“Those ‘smarter’ meters can also provide better information to electricity lines companies about network performance and consumers consumption patterns, allowing better management of networks and more informed investment decisions. ‘Smarter’ meters can also allow retailers to offer a range of tariff options to consumers that:

“(a) financially incentivises consumers to respond to market signals in the form of tariff pricing by altering their consumption patterns to reduce delivered electricity cost;

“(b) allows tariff changes to be carried out remotely. Before smart meter technology, changing tariffs required a site visit and a physical change of meter; and

“(c) provides information to consumers that allows them to choose the best pricing plan for them.” [Emphasis added]

The Electricity Commission considered this differential pricing to be beneficial because it will force people to use less electricity at peak times as many people won’t be able to afford it. This allows the electricity industry to reap the profits from time-of-use pricing while delaying investment in any new generation capacity needed if NZ’s population continues to increase.  (Too bad if air pollution in cities increases because people can’t afford to run electric heaters on winter afternoons and evenings and therefore burn coal instead or people  in low income households can’t afford to eat hot meals.)
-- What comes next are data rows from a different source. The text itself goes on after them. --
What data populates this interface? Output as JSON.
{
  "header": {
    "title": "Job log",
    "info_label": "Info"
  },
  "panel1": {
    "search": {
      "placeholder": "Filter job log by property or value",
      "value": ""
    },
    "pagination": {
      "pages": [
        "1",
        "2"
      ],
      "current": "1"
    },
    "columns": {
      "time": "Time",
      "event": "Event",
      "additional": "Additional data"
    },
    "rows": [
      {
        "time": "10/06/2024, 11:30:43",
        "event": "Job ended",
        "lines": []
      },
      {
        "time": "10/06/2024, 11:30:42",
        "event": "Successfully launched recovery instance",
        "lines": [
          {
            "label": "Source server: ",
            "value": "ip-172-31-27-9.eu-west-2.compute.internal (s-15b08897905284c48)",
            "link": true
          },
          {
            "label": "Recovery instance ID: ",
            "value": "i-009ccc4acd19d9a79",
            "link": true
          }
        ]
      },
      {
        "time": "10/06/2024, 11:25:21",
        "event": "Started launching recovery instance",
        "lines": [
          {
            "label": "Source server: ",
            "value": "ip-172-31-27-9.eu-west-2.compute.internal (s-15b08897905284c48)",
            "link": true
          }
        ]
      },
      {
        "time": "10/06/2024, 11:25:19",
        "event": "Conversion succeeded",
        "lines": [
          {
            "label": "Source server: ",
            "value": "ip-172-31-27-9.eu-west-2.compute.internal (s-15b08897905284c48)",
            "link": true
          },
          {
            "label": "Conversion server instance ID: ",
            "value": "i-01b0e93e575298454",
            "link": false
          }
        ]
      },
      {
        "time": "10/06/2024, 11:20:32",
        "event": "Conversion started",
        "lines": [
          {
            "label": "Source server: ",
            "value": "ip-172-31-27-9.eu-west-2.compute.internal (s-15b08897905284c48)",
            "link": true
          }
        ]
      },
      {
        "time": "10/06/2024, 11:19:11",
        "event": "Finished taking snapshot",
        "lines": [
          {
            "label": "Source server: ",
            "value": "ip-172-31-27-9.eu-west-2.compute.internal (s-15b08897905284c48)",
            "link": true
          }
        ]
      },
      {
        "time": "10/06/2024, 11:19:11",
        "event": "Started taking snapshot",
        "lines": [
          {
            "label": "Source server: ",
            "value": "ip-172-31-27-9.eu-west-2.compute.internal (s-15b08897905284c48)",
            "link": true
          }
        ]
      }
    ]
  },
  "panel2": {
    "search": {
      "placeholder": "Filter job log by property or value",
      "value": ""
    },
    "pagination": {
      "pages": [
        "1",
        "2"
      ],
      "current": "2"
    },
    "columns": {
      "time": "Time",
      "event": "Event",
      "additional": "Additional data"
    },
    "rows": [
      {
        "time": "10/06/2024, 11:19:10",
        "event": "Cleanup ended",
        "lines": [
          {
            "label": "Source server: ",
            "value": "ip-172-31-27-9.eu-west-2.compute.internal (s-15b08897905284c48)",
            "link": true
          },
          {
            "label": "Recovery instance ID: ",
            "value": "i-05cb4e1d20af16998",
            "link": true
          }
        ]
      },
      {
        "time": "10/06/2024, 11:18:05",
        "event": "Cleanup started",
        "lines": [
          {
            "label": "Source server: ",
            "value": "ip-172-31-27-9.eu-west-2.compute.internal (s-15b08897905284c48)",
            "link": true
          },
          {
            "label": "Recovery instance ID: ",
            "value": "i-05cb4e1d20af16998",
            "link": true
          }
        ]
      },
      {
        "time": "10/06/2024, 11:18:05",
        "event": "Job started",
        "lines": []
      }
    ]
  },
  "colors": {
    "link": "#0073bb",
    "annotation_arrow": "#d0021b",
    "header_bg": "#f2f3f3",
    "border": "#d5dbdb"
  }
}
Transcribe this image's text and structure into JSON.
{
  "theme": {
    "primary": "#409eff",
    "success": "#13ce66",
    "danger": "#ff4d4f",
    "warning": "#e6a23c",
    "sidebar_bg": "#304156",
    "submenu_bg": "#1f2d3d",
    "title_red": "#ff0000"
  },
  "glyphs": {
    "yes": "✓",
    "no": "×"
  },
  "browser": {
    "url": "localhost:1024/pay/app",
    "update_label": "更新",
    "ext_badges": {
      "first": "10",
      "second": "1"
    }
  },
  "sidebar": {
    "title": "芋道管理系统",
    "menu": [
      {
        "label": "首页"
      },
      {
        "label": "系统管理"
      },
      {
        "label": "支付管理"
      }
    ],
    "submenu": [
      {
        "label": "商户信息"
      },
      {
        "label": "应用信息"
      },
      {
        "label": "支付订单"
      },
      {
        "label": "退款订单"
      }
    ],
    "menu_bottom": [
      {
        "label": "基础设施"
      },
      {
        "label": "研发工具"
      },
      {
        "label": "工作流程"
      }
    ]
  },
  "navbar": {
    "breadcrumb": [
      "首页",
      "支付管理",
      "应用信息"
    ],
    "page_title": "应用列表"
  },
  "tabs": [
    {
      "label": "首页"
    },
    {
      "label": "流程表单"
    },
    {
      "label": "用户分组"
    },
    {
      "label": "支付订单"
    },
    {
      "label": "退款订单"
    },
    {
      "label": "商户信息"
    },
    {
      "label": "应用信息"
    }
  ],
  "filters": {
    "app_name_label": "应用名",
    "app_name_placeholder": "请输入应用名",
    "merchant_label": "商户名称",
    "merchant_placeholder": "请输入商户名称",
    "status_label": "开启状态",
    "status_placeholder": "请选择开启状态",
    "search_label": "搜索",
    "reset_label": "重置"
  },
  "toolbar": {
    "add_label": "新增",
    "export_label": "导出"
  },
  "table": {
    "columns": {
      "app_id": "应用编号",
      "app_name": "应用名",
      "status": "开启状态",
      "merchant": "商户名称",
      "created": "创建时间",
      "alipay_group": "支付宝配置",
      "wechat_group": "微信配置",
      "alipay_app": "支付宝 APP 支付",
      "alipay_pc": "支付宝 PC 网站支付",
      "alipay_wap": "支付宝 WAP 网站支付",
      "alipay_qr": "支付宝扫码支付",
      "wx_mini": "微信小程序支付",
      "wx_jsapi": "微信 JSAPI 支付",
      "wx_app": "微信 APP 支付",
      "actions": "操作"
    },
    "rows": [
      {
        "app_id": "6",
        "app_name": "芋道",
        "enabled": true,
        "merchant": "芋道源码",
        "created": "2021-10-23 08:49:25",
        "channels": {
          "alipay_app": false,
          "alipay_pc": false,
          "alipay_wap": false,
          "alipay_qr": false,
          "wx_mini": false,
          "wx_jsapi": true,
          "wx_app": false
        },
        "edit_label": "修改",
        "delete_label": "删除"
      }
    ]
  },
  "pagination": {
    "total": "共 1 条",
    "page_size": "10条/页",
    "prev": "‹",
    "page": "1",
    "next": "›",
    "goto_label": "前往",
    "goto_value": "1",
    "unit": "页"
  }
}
“Developments in AMI have the potential to allow additional peak demand to be managed, delaying the need for investment in new generation, transmission, and distribution,” stated the Electricity Commission.

The government has now created a special “smart grid” forum to move ahead plans for “smart” meters and the “smart grid”.


Yes, “smart” meters have a lot of advantages if you are an electricity company.

If you are a member of an ordinary family or run a small business (which can’t negotiate with the government for enormous discounts on your electricity), you will be bearing the costs of the implementation of the  “smart grid”, will be exposed to additional electromagnetic radiation from “smart meters” and associated infrastructure, and may have higher power bills to boot.  What a great deal! (Not.)